What is the 503B bulk list?

It is against the law for facilities that fall within the jurisdiction of section 503B of the Federal Food, Drug, and Cosmetic Act (FD&C Act) to create a drug product that contains a bulk drug ingredient unless one of the following conditions is met:

  1. The bulk drug substance is either included on the 503B bulks list, which is a list that identifies bulk drug substances for which there is a therapeutic necessity, or it is listed elsewhere.
  2. At the time of compounding, distribution, and dispensing, the drug product that was created by compounding such a bulk drug material appears on the FDA’s list of drugs that are in low supply.

Bulk drug substances are required to be accompanied by a valid certificate of analysis and must have been made by an entity that is registered with the FDA under section 510 of the FD&C Act. Both of these requirements must be met before the substances may be sold.

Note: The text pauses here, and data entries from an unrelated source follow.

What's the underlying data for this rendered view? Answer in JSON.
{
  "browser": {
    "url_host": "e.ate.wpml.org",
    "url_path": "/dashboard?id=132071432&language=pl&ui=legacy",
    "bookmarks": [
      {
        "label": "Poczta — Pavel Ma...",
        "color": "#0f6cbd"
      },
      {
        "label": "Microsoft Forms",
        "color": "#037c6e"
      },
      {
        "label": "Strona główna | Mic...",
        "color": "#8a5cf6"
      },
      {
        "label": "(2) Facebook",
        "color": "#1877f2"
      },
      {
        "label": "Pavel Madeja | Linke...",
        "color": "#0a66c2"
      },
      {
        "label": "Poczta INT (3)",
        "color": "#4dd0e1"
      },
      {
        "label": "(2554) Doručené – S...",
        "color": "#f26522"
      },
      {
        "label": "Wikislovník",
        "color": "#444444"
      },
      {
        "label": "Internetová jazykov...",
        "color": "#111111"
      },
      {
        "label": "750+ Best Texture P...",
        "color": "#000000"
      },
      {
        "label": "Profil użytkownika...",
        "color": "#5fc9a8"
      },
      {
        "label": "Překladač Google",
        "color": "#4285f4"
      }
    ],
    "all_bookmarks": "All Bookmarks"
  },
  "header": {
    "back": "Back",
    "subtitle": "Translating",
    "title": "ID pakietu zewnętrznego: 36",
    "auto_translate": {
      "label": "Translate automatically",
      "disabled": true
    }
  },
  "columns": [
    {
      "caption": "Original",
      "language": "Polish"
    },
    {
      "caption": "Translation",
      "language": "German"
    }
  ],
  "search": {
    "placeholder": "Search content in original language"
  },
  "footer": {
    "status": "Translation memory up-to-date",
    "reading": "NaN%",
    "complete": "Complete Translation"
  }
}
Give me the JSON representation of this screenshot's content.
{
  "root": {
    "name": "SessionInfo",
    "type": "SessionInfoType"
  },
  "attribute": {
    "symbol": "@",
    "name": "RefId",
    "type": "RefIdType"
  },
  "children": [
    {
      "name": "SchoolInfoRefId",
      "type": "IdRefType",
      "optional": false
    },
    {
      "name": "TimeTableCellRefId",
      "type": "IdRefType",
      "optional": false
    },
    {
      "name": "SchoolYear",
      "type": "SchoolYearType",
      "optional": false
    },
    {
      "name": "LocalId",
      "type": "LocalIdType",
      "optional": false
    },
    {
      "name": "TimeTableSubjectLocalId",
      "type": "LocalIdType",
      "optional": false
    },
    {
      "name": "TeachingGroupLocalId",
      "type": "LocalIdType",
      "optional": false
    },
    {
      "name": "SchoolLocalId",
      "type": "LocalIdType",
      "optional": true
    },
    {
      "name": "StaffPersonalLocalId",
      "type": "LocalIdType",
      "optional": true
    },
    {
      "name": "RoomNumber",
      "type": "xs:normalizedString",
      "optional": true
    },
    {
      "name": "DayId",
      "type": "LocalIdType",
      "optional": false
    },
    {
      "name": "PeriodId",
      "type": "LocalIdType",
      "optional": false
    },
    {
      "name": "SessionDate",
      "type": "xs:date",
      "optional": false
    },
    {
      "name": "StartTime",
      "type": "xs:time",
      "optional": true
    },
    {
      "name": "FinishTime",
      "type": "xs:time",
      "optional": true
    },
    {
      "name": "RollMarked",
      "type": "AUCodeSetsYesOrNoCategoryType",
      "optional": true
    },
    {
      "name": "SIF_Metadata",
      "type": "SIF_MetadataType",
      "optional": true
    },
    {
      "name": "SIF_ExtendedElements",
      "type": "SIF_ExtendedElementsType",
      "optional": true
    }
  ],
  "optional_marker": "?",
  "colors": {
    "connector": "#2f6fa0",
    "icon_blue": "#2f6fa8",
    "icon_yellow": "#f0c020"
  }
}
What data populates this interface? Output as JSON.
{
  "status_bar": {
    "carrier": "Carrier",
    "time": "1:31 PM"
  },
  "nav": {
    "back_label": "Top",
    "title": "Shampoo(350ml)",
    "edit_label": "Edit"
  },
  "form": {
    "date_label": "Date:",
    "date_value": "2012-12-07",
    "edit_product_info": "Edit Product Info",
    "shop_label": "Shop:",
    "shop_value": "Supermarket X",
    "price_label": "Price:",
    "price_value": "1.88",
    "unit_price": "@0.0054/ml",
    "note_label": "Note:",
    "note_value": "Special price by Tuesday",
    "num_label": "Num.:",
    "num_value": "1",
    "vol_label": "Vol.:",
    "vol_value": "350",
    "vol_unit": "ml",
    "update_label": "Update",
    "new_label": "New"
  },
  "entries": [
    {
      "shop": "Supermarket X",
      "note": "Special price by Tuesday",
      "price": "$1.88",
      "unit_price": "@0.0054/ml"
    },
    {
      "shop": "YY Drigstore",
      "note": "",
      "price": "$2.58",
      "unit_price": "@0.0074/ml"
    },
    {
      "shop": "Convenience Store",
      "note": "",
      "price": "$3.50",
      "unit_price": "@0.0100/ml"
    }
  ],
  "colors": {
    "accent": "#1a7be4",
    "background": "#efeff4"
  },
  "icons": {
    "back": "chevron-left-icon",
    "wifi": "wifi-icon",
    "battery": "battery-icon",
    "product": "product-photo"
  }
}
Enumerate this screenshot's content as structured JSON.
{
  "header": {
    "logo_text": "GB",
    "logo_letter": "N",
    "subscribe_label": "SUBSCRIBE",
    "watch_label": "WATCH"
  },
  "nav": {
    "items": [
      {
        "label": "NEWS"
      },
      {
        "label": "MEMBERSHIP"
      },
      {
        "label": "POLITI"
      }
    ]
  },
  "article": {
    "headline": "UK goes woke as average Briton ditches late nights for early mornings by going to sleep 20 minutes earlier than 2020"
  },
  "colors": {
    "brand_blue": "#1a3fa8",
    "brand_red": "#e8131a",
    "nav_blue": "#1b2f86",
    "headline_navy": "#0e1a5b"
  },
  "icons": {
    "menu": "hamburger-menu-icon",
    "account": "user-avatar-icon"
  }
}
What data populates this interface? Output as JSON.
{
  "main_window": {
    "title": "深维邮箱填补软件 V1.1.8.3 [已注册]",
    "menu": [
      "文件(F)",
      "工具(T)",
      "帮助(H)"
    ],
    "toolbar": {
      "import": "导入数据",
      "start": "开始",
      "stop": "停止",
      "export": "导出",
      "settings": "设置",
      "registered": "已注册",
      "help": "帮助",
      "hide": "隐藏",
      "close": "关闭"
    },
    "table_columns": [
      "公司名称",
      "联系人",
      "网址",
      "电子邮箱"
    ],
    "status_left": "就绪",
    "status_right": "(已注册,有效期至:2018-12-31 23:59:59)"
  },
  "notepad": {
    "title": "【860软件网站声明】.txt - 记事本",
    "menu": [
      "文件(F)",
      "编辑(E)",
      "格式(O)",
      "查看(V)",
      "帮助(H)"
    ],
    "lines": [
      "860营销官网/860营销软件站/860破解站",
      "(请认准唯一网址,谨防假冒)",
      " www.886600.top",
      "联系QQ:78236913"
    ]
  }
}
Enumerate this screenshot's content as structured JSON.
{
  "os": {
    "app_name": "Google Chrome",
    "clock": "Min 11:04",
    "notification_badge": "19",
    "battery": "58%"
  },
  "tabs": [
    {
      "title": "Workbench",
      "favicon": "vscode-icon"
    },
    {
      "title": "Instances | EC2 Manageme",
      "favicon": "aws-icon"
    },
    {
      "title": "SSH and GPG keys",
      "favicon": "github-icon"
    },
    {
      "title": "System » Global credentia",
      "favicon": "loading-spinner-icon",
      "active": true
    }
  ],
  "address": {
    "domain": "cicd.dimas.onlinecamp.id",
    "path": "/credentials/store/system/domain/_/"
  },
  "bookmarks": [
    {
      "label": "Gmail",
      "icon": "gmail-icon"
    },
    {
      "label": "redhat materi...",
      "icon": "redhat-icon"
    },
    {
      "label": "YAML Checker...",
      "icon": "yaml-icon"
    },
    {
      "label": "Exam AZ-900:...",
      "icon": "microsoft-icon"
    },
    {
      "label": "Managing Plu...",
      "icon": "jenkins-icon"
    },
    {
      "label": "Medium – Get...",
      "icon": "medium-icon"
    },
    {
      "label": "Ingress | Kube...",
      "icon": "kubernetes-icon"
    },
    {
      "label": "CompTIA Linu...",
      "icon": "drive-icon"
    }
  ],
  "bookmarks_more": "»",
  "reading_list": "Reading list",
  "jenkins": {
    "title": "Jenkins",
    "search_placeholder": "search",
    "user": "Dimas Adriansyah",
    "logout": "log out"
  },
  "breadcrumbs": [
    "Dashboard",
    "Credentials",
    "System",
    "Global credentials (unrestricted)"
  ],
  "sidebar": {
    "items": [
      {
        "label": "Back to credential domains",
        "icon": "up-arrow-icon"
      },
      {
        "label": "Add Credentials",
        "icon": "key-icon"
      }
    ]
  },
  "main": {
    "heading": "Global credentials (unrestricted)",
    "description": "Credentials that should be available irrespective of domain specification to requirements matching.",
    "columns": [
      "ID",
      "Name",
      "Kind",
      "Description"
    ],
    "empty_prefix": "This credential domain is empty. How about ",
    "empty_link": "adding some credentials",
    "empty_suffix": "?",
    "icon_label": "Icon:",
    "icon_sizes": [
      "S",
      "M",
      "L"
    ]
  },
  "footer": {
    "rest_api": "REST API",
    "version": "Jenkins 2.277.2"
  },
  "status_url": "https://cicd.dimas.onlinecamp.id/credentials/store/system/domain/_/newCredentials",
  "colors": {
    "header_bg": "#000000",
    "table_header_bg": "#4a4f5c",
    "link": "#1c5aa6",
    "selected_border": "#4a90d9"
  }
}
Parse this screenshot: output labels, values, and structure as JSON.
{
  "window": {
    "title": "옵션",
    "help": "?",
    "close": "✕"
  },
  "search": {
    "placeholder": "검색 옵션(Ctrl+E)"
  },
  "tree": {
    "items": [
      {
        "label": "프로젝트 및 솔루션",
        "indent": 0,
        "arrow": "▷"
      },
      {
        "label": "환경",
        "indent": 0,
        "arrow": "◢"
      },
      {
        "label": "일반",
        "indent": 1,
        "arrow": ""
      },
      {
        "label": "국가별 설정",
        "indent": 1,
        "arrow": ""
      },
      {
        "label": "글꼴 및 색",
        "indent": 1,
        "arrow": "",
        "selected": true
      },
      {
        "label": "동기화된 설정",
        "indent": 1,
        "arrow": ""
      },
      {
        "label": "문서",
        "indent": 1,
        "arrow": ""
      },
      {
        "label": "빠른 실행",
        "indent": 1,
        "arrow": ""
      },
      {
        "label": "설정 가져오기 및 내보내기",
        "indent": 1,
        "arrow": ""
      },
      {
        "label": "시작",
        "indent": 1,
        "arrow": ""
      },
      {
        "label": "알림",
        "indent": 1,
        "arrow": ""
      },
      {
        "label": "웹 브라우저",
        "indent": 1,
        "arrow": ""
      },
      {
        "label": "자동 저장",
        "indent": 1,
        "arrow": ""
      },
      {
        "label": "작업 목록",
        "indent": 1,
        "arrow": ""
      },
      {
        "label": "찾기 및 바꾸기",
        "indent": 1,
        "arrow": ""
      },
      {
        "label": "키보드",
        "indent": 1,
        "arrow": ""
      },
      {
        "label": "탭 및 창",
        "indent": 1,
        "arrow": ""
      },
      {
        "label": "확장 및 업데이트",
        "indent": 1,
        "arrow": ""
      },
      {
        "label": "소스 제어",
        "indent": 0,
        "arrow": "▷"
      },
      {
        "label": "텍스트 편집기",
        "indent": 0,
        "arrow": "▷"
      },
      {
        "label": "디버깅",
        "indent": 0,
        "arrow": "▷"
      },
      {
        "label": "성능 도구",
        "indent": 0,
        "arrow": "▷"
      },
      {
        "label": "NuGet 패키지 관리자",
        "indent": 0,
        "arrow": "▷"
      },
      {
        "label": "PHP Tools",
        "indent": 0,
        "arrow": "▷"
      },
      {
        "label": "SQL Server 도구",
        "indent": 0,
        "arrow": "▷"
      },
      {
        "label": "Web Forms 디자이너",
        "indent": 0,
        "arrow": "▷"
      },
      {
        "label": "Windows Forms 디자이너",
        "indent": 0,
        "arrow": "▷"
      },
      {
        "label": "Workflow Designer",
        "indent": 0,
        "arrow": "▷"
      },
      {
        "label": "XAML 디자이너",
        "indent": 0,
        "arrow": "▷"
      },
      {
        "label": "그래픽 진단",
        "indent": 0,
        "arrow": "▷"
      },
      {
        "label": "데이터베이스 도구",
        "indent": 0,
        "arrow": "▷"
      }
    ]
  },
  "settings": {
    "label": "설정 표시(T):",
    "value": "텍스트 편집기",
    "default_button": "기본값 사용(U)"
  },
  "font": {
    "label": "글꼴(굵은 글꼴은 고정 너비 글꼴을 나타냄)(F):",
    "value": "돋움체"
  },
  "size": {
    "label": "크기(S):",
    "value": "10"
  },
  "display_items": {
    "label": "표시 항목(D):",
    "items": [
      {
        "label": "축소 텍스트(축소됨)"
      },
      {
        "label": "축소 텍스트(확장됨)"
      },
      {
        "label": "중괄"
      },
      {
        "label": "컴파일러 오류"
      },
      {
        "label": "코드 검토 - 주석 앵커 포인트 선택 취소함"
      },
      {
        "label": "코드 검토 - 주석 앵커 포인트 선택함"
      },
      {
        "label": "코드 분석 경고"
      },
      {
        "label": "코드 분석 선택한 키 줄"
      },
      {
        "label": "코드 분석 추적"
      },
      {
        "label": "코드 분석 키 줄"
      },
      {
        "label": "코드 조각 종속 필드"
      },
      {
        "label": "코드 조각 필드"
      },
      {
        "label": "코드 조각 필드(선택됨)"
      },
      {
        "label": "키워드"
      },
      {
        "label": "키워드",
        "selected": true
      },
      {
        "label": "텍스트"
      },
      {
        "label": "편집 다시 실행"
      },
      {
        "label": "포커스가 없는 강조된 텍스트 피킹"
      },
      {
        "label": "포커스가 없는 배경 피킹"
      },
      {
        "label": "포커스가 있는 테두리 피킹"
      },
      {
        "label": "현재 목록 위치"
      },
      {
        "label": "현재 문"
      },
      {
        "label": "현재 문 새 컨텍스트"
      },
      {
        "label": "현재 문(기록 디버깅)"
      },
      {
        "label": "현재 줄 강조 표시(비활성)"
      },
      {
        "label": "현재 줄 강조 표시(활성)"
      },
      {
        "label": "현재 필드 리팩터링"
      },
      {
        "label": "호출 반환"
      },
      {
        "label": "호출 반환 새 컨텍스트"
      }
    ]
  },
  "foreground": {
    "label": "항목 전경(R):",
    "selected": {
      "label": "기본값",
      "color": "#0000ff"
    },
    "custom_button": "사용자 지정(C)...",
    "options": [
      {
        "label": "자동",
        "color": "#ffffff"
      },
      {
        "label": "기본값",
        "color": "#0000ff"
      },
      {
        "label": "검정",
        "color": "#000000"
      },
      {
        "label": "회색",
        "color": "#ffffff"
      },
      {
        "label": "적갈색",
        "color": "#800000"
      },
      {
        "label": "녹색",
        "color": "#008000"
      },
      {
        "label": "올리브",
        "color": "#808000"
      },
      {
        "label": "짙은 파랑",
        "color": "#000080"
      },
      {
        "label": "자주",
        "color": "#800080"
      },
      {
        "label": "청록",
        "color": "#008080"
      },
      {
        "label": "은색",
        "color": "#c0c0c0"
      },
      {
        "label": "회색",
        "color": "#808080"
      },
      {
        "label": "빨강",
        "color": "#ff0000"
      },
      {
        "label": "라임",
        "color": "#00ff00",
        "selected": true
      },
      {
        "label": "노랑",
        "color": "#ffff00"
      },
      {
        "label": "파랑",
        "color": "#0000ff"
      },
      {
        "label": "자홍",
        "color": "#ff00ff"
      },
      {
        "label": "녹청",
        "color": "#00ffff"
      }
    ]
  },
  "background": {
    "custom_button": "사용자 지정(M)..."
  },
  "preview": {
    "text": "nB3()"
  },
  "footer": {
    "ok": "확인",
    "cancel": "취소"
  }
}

Is Wedgewood a 503B pharmacy?

State Licenses Wedgewood Connect is now licensed as a 503B Outsourcing Facility in all fifty of the United States of America. In every state excluding Hawaii, practitioners can place orders for medications already prepared at Wedgewood Connect to be used in their offices. The only state that does not allow prescriptions for medications produced at Wedgewood Connect is South Carolina.

What is 503B outsourcing facility?

A new section 503B was added to the Federal Food, Drug, and Cosmetic Act as a result of the Drug Quality and Security Act, which was passed and signed into law on November 27, 2013. A compounder has the potential to transform into an outsourced facility if it complies with section 503B.

A facility at one geographic location or address that is engaged in the compounding of sterile drugs, has elected to register as an outsourcing facility, and complies with all of the requirements of section 503B is what the law considers to be an outsourcing facility. The law defines an outsourcing facility as a facility.

The FDA approval requirements and the requirement to label products with adequate directions for use are two of the requirements that can be waived for drugs that have been compounded by an outsourcing facility; however, the current good manufacturing practice (CGMP) requirements cannot be waived for these drugs.

What are the differences and similarities of an ambulatory pharmacy and a compounding pharmacy?

Compounding pharmacies are often of a more modest size and are privately operated. Compounding is another service provided by ambulatory pharmacies. Ambulatory pharmacies, on the other hand, provide a wider variety of drugs, including those that retail pharmacies don’t stock and that might be prohibitively expensive or difficult to get.

Where is Staq Pharma located?

Due to its location in Denver, Colorado, which is in a central part of the country, STAQ Pharma is able to easily reach and support hospitals all throughout the United States.